A few weeks ago, Saints and Sceptics wondered what, religious, ethical and moral dilemmas this new year might bring. Among them was the possibility of the Parliament of the United Kingdom approving the creation of babies with the DNA of three people: two women and a man.
Earlier this week, British MP’s voted in favour.
On Tuesday, the Labour MP, Andrew Miller, Chair of the Commons’ Science and Technology Committee was interview by BBC Radio 4 for the PM news programme. He said that :
The scientific evidence has triumphed over people’s beliefs; people are entitled to have beliefs, I fully respect ethical views but the science this will enable to be carried out does have a profound impact to the benefit of those relatively small numbers who carry these desperately difficult diseases.”
There are any number of interesting ideas in that short quote, but the one I find most intriguing is the conflation of “beliefs” with “ethical views.”
Interesting, firstly, because we have, until now, been used with the pejorative term ‘belief’ being used solely against religious views which are deemed to be without evidence, without any basis in fact, and without logic and reason.
Now, however, the more general and not necessarily religious term, “ethical” has been framed in the same way.
Mr. Miller’s use of language is interesting for another reason too: surely this decision (whether one is for it or against it) was an ethical one? Surely it must be if it is to have a “profound impact to the benefit…”
The “scientific evidence” has certainly not “triumphed over” Miller’s particular, utilitarian ethical view.
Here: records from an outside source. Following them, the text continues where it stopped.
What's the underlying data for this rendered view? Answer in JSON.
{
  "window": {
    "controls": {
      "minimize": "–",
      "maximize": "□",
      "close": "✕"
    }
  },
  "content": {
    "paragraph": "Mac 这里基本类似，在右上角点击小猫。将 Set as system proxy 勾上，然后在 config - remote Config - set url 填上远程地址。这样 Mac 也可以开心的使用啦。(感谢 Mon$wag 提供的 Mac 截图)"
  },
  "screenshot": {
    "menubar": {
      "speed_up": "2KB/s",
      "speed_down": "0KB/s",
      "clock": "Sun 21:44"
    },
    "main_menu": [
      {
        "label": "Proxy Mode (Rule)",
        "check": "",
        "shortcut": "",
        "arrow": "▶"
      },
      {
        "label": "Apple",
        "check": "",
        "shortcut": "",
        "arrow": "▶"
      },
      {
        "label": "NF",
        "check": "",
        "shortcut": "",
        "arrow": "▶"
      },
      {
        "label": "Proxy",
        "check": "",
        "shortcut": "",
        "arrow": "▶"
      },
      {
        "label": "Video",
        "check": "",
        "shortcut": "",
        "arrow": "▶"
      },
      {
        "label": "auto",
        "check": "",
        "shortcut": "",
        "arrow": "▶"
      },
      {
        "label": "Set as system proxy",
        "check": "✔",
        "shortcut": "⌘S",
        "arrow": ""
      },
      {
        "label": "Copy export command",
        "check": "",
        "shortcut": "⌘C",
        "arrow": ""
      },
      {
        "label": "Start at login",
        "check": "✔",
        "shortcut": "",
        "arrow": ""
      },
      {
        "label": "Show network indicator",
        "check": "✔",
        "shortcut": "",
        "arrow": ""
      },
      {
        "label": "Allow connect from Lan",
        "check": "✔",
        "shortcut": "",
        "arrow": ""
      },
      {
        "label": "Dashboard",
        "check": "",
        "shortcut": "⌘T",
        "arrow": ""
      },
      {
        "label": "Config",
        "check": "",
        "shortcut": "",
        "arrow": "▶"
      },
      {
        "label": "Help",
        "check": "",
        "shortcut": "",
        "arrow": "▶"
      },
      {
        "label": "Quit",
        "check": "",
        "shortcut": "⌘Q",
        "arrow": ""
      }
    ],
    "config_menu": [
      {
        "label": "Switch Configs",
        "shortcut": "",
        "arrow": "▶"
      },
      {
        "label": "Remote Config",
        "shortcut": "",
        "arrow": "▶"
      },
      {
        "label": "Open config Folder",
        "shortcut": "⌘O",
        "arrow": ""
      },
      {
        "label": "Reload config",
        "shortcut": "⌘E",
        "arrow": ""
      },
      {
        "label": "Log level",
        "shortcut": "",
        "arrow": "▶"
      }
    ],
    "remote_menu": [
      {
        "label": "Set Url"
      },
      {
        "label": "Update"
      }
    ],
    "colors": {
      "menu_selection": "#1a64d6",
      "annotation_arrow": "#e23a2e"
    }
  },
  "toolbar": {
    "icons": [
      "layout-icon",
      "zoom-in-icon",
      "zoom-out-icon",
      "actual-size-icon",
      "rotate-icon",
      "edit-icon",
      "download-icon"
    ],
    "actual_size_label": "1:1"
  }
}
And lastly, if, as Mr. Miller seems to suggest, the “scientific evidence” is now to be the basis for making any and perhaps every decision, and if that decision making process is to continue to “triumph”, then perhaps we need a reminder that evidence (assuming it is reliable) can tell us what we can do, but it cannot tell us what we should then do.